While the Hart framework was intended to respond to the evidentiary concerns raised by Mr. Big confessions, it does not erase them. Rather, it falls to the trial judge to adequately instruct the jury on how to approach these confessions. The nature and extent of the instructions required will vary from case to case. However, there is some guidance — short of a prescriptive formula — that can be provided. The trial judge should tell the jury that the reliability of the accused’s confession is a question for them. The trial judge should then review with the jury the factors relevant to the confession and the evidence surrounding it. For example, the trial judge should alert the jury to the length of the operation, the number of interactions between the police and the accused, the nature of the relationship between the undercover officers and the accused, the nature and extent of the inducements offered, the presence of any threats, the conduct of the interrogation itself, and the personality of the accused. Moreover, the trial judge should discuss the fact that the confession itself may contain markers of reliability (or unreliability). Jurors should be told to consider the level of detail in the confession, whether it led to the discovery of additional evidence, whether it identified any elements of the crime that had not been made public, or whether it accurately described mundane details of the crime the accused would not likely have known had he not committed it.
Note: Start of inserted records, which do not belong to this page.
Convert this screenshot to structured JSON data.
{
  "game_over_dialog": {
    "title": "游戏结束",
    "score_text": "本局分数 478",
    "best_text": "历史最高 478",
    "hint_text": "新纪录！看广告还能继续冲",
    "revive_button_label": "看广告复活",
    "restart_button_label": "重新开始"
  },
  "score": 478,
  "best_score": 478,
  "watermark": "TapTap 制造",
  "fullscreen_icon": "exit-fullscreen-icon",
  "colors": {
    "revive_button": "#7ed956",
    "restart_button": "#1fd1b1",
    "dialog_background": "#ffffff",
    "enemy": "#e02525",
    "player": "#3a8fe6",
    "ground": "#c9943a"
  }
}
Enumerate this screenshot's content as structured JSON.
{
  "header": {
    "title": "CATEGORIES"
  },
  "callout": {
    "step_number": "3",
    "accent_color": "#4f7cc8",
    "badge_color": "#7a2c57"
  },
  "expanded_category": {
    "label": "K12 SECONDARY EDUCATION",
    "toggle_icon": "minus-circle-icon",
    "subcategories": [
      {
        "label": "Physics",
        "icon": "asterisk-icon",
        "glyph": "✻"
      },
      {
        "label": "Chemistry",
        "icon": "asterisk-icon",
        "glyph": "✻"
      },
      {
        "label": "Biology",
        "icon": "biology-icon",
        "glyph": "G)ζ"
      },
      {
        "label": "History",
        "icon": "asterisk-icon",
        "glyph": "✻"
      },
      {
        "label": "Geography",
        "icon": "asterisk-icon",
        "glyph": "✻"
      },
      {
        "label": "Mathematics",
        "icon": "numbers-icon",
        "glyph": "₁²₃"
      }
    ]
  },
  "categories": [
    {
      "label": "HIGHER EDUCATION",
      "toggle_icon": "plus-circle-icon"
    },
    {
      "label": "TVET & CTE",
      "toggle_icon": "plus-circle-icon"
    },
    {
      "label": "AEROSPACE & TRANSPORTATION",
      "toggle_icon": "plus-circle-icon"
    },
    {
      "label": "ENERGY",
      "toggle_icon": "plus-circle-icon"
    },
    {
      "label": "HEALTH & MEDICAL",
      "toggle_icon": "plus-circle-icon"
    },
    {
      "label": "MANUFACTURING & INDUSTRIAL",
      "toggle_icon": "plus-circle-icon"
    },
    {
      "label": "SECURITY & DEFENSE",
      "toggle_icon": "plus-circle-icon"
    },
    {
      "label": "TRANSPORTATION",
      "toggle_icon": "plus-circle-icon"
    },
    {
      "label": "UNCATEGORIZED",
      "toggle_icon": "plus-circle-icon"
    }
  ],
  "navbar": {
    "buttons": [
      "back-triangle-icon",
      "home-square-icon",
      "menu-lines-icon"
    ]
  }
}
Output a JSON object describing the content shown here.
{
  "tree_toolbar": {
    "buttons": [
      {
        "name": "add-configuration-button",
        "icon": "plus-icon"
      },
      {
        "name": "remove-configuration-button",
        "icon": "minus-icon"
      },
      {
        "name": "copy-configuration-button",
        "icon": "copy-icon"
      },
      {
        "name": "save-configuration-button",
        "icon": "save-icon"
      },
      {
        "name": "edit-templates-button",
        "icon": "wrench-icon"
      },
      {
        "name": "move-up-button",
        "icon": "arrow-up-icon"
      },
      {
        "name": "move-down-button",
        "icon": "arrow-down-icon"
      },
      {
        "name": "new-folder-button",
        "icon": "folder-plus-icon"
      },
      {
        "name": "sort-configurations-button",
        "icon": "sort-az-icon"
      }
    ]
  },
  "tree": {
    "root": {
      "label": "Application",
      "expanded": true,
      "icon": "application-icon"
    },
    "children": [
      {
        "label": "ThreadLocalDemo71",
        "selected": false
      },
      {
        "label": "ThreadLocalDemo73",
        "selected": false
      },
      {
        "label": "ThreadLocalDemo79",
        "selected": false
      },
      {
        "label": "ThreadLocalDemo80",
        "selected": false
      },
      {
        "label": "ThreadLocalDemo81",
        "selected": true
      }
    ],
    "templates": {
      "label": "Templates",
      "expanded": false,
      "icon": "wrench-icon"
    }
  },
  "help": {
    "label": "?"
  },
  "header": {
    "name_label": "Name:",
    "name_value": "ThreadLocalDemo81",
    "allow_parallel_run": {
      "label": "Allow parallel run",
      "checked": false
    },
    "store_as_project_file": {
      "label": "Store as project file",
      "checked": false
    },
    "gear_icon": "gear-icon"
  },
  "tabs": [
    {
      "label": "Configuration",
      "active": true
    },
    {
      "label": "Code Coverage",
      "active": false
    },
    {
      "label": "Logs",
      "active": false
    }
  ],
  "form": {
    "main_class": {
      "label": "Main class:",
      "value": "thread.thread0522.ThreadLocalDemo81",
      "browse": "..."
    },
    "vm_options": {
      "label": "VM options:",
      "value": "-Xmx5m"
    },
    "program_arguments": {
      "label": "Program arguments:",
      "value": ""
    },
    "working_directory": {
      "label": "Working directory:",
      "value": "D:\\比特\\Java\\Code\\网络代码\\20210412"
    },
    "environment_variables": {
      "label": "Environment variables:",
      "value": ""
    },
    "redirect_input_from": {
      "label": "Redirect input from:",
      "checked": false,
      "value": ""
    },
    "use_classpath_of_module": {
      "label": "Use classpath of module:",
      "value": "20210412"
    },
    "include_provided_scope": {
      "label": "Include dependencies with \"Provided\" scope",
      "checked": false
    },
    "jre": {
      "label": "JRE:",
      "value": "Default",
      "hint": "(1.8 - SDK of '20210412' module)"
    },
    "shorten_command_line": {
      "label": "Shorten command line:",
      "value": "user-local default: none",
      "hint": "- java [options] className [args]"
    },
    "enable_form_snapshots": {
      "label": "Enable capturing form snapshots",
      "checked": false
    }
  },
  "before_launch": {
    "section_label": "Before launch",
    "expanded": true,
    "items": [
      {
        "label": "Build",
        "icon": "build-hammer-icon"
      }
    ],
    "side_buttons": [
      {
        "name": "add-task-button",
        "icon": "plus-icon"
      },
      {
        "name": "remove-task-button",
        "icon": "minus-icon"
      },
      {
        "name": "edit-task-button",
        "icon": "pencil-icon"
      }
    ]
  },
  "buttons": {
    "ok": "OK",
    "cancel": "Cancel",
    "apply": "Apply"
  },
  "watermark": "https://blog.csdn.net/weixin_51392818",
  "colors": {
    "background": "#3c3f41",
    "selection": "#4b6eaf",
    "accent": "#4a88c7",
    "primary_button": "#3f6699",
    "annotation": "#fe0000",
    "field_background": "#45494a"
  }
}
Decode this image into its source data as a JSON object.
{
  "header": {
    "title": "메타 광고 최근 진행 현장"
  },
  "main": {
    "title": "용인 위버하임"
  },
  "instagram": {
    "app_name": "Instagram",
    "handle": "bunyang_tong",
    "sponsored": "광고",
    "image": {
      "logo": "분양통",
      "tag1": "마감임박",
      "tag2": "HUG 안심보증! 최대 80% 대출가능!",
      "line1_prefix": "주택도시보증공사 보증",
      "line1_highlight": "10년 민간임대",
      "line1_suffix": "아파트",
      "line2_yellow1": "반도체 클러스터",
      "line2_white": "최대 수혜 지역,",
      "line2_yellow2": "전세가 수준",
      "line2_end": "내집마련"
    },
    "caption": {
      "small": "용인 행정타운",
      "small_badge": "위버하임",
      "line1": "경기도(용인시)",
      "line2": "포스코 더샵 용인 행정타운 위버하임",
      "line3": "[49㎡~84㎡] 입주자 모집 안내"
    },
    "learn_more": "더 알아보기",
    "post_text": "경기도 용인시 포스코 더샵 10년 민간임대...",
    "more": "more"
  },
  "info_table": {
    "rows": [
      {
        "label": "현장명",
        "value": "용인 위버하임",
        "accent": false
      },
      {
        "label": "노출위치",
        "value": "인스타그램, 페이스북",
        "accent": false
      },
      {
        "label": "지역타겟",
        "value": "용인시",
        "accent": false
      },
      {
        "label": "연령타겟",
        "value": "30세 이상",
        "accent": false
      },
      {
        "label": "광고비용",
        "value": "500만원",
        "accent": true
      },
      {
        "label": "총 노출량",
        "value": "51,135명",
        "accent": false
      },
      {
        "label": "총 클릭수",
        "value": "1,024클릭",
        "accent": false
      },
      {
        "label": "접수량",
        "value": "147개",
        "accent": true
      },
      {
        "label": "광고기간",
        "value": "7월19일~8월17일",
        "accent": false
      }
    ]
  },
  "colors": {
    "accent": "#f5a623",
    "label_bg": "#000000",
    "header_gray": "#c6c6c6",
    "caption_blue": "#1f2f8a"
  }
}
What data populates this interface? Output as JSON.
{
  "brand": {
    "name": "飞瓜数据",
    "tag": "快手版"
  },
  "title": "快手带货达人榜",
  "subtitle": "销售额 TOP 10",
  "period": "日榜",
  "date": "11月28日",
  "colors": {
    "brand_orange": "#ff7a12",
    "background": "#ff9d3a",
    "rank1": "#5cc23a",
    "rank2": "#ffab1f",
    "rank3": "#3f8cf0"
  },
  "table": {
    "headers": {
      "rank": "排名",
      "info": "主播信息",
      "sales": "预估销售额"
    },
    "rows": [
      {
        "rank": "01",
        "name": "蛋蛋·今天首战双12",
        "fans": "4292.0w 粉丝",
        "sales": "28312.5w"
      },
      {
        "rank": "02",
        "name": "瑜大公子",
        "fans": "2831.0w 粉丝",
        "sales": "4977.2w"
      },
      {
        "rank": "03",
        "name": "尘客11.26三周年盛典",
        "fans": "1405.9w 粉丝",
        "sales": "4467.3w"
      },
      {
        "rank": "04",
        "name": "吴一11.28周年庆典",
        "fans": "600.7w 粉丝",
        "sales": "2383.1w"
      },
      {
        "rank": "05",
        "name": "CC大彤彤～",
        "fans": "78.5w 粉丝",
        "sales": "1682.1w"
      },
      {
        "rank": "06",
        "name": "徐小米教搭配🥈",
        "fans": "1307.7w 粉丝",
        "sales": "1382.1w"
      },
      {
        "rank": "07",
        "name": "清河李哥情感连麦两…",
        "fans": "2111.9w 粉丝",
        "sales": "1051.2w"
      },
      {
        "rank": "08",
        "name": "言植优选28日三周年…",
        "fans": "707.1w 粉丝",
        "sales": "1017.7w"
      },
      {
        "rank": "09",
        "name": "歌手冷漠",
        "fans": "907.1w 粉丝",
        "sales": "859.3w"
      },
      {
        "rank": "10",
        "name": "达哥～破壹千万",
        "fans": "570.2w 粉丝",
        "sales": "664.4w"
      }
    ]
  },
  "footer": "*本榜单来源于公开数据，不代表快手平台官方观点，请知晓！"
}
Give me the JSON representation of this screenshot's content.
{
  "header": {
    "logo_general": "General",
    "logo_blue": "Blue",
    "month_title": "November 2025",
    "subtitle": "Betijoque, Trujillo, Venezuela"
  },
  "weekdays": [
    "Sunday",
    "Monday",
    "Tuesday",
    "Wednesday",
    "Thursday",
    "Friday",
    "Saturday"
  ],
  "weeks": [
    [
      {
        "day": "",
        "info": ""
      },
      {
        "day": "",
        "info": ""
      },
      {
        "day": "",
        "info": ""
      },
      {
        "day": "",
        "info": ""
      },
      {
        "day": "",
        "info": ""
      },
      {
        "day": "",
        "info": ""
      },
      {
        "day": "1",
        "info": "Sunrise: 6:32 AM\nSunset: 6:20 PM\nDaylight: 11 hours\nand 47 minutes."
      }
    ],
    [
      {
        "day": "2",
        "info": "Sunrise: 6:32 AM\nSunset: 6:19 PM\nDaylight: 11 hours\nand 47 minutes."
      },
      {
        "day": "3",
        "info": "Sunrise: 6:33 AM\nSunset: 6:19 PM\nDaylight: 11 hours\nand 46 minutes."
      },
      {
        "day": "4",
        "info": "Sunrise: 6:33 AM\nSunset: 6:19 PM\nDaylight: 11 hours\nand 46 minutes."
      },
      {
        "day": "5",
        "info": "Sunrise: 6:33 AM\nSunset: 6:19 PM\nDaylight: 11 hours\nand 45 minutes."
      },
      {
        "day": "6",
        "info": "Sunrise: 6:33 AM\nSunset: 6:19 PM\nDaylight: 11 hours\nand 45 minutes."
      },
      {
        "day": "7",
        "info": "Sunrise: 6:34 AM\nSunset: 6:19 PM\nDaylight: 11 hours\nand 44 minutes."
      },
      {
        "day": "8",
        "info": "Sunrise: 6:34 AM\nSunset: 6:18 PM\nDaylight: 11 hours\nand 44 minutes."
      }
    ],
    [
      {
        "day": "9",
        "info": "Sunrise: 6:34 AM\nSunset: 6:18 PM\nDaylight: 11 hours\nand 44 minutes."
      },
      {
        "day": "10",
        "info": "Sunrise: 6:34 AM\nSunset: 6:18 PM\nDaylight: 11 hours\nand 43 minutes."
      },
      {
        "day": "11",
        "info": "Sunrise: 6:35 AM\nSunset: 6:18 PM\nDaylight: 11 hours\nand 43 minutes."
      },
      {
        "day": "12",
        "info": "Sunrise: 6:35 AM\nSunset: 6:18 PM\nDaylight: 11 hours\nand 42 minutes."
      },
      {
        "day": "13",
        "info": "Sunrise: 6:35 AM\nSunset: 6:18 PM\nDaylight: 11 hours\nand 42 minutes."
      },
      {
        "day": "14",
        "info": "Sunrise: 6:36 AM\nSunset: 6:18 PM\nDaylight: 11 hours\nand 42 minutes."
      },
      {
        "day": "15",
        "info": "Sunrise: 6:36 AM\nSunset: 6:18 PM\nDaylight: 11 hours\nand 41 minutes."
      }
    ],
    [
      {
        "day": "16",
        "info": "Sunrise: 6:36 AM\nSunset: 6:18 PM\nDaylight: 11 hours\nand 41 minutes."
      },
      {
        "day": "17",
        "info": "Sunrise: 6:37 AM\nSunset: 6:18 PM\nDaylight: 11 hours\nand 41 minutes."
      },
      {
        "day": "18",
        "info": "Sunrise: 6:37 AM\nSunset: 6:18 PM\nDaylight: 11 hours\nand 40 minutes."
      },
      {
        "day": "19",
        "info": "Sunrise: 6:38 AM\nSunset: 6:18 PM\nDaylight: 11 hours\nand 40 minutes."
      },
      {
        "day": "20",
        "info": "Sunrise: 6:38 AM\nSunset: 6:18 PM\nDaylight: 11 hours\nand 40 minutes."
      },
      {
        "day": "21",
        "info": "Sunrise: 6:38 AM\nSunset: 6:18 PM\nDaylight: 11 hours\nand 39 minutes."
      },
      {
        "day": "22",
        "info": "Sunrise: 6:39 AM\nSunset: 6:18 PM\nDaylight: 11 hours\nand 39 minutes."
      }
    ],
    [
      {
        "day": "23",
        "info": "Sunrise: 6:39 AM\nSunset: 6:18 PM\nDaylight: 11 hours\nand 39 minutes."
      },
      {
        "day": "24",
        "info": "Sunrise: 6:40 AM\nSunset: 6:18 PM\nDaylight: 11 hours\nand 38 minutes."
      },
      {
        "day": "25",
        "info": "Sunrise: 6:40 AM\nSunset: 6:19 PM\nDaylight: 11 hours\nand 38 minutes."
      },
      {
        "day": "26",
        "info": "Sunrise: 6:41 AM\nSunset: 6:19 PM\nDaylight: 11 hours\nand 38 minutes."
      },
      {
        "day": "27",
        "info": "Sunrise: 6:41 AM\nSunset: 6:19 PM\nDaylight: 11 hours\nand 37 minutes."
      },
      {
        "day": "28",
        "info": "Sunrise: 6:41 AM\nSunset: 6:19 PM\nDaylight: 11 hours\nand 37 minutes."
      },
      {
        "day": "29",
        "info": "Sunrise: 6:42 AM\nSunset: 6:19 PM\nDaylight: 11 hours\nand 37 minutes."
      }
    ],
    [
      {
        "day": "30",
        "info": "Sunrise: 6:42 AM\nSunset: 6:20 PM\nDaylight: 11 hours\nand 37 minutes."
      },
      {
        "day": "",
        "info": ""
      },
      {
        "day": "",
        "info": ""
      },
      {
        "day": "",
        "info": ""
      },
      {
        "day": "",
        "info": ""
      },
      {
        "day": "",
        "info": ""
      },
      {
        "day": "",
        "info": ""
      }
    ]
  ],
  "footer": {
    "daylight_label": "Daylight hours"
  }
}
With respect to the bad character evidence, the challenge is a more familiar one. The trial judge must instruct the jury that this sort of evidence has been admitted for the limited purpose of providing context for the confession. The jury should be instructed that it cannot rely on that evidence in determining whether the accused is guilty. Moreover, the trial judge should remind the jury that the simulated criminal activity was fabricated and encouraged by agents of the state.
In this case, the trial judge instructed the jury adequately and no error has been shown. The trial judge told the jury that it had to “carefully consider whether the themes of violence and the level of inducements may reasonably have compromised the reliability” of M’s confessions. He specifically instructed the jury that it had to “assess the environment, the themes of easy money, violence, the importance of honesty and integrity, any offers of exit points, and any threats or intimidation”. Ultimately, the trial judge left the final assessment of the reliability of M’s confessions to the jury. With respect to the bad character evidence, although the trial judge did not address it specifically, he provided the jury with a standard limiting instruction on the use that could be made of any evidence that bore on M’s character. Undoubtedly, the trial judge could have said more, but this does not mean his instructions were deficient.
Finally, the trial judge conveyed to the jury the reliability concerns with the evidence of A, the Crown’s principal witness. He reminded the jury that the defence position was that A was the killer. He told them that M’s knowledge of the murder could have come from A. He brought up A’s apparent lie to the police and cautioned the jury that it left open the question of whether they could rely on anything he said. And he told the jury that it would be dangerous to accept A’s evidence in the absence of confirmatory evidence. Nothing more was required.
Reasons for judgment by Moldaver J. Neutral citation: 2014 SCC 58. No. 35093.